» INSTRUCTIONS TO FOLLOW
Report the number of lines in the data below that hold "youtube", without any other words.

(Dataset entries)

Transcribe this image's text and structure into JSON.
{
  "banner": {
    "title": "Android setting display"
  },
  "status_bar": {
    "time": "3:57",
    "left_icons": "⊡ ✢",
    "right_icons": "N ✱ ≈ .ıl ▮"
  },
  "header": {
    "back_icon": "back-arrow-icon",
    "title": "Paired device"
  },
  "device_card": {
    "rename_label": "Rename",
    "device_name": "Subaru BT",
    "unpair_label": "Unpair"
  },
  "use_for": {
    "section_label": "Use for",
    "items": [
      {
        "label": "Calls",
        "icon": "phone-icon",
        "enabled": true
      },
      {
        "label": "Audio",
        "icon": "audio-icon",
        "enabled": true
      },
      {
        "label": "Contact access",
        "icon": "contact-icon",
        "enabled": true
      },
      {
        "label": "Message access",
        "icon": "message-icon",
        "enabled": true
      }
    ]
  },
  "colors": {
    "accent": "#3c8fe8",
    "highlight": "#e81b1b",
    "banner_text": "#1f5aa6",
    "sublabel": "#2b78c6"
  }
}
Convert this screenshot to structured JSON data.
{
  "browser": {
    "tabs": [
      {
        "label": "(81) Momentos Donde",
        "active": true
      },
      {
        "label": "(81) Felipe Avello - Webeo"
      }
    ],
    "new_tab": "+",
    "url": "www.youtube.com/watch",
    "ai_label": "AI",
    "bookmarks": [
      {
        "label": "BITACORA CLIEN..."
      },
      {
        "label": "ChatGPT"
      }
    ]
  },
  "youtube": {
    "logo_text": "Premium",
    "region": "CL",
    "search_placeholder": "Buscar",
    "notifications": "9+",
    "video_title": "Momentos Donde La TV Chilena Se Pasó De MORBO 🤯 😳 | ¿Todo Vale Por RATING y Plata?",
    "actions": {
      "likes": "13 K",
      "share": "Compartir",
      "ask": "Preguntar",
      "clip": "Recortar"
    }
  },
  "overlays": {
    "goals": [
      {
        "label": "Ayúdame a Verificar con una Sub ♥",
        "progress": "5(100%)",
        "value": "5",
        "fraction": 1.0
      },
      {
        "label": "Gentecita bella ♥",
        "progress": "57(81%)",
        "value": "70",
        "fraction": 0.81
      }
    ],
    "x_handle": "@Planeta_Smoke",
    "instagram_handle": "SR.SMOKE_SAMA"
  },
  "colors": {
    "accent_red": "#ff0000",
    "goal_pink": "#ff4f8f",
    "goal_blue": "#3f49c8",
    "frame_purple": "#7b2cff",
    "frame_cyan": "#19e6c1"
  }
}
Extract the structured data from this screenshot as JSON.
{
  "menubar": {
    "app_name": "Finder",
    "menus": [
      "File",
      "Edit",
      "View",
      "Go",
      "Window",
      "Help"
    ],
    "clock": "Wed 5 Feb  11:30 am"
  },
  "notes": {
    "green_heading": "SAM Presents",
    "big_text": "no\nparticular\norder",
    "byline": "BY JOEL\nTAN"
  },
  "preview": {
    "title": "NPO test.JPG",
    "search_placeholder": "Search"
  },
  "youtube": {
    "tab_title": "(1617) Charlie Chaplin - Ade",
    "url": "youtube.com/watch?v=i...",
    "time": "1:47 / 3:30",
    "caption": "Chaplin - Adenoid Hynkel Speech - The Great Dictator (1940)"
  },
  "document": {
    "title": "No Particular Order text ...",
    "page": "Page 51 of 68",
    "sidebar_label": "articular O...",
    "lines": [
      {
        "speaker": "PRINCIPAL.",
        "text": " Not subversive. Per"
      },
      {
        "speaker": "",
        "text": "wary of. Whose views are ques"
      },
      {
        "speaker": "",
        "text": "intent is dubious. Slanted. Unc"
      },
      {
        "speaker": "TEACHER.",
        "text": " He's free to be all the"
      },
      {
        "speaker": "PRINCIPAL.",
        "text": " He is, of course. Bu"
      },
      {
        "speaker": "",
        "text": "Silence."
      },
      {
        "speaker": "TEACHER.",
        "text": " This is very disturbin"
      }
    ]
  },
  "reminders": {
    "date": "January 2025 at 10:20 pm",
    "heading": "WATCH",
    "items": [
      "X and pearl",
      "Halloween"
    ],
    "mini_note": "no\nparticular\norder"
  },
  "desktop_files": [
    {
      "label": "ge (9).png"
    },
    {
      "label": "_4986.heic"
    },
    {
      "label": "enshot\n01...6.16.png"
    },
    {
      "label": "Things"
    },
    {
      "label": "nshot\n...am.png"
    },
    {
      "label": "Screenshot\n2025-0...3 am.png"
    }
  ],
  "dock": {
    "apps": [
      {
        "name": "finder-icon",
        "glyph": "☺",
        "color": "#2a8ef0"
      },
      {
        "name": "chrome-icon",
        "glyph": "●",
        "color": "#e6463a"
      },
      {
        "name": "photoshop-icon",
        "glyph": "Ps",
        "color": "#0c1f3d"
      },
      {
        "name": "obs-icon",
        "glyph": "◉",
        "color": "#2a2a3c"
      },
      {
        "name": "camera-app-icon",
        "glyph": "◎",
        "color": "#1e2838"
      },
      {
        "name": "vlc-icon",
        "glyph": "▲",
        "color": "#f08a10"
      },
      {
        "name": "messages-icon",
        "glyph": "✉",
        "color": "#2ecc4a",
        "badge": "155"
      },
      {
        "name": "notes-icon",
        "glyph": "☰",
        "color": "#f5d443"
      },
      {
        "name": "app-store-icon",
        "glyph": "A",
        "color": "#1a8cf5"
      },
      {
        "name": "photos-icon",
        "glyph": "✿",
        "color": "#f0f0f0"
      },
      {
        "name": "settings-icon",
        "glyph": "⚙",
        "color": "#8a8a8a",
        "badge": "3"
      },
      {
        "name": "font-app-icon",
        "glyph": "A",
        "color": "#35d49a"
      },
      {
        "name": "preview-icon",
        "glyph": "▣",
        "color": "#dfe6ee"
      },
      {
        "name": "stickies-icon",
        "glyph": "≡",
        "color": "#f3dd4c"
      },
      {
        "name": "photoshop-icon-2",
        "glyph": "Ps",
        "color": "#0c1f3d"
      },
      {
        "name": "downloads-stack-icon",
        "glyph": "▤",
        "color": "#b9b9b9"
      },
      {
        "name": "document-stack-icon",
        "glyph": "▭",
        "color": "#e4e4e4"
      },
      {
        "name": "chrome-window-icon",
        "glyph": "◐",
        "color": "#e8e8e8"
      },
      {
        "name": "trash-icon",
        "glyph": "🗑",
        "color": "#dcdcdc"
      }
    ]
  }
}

» THE COMPLETED TASK
4